A complete answer lists every line of the entries below where the string "data" appears.
*** SOURCE MATERIAL Section Begins ***
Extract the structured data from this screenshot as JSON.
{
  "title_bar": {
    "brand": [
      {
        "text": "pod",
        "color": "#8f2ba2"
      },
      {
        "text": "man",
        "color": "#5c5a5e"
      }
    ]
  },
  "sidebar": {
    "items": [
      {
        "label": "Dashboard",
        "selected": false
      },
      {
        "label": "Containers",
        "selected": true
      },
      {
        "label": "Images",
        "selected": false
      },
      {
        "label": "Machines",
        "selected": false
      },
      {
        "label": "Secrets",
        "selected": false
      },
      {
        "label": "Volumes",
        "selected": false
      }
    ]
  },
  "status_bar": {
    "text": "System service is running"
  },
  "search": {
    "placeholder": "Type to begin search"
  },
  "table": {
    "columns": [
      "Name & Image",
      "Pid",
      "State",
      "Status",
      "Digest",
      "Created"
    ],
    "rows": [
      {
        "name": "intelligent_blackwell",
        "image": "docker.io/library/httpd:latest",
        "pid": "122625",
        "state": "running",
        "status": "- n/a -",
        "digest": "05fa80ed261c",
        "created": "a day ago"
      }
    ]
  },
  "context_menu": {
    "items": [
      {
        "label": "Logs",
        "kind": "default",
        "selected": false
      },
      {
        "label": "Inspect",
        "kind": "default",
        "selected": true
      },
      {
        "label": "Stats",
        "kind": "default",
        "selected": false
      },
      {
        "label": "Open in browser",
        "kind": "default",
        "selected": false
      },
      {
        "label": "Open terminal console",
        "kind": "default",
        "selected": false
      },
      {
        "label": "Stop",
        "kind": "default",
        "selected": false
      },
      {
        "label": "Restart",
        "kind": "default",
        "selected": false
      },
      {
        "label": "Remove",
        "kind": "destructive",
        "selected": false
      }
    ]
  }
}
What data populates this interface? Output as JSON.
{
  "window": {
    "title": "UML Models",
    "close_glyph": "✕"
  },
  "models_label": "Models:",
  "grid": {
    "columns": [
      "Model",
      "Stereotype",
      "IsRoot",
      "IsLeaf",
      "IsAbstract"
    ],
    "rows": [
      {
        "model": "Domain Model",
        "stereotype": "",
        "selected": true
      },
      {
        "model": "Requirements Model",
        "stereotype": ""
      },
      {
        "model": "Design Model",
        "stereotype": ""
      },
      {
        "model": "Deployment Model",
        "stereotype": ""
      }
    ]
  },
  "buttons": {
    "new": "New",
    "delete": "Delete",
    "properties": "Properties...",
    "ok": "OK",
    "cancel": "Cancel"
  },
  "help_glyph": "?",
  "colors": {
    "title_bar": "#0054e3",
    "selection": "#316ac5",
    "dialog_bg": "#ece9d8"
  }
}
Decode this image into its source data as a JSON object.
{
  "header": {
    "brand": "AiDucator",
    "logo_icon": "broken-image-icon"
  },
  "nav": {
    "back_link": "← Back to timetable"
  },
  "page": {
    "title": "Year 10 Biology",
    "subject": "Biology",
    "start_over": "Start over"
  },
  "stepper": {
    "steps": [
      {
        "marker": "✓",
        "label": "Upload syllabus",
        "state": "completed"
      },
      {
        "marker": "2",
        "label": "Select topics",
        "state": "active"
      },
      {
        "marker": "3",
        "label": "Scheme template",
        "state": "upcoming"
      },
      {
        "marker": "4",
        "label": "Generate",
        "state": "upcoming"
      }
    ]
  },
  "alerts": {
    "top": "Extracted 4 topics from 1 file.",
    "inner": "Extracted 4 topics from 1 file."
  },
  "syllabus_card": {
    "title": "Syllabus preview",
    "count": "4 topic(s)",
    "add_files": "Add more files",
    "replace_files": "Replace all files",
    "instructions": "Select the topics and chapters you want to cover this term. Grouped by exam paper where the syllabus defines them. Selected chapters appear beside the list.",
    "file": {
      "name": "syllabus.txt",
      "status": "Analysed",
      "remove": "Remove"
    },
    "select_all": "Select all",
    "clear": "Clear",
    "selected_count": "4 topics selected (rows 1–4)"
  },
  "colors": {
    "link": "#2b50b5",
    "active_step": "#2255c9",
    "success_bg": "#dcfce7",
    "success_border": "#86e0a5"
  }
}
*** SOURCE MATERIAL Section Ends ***
_OUTPUT OF THE EXERCISE_
Extract the structured data from this screenshot as JSON.
What data populates this interface? Output as JSON.
Decode this image into its source data as a JSON object.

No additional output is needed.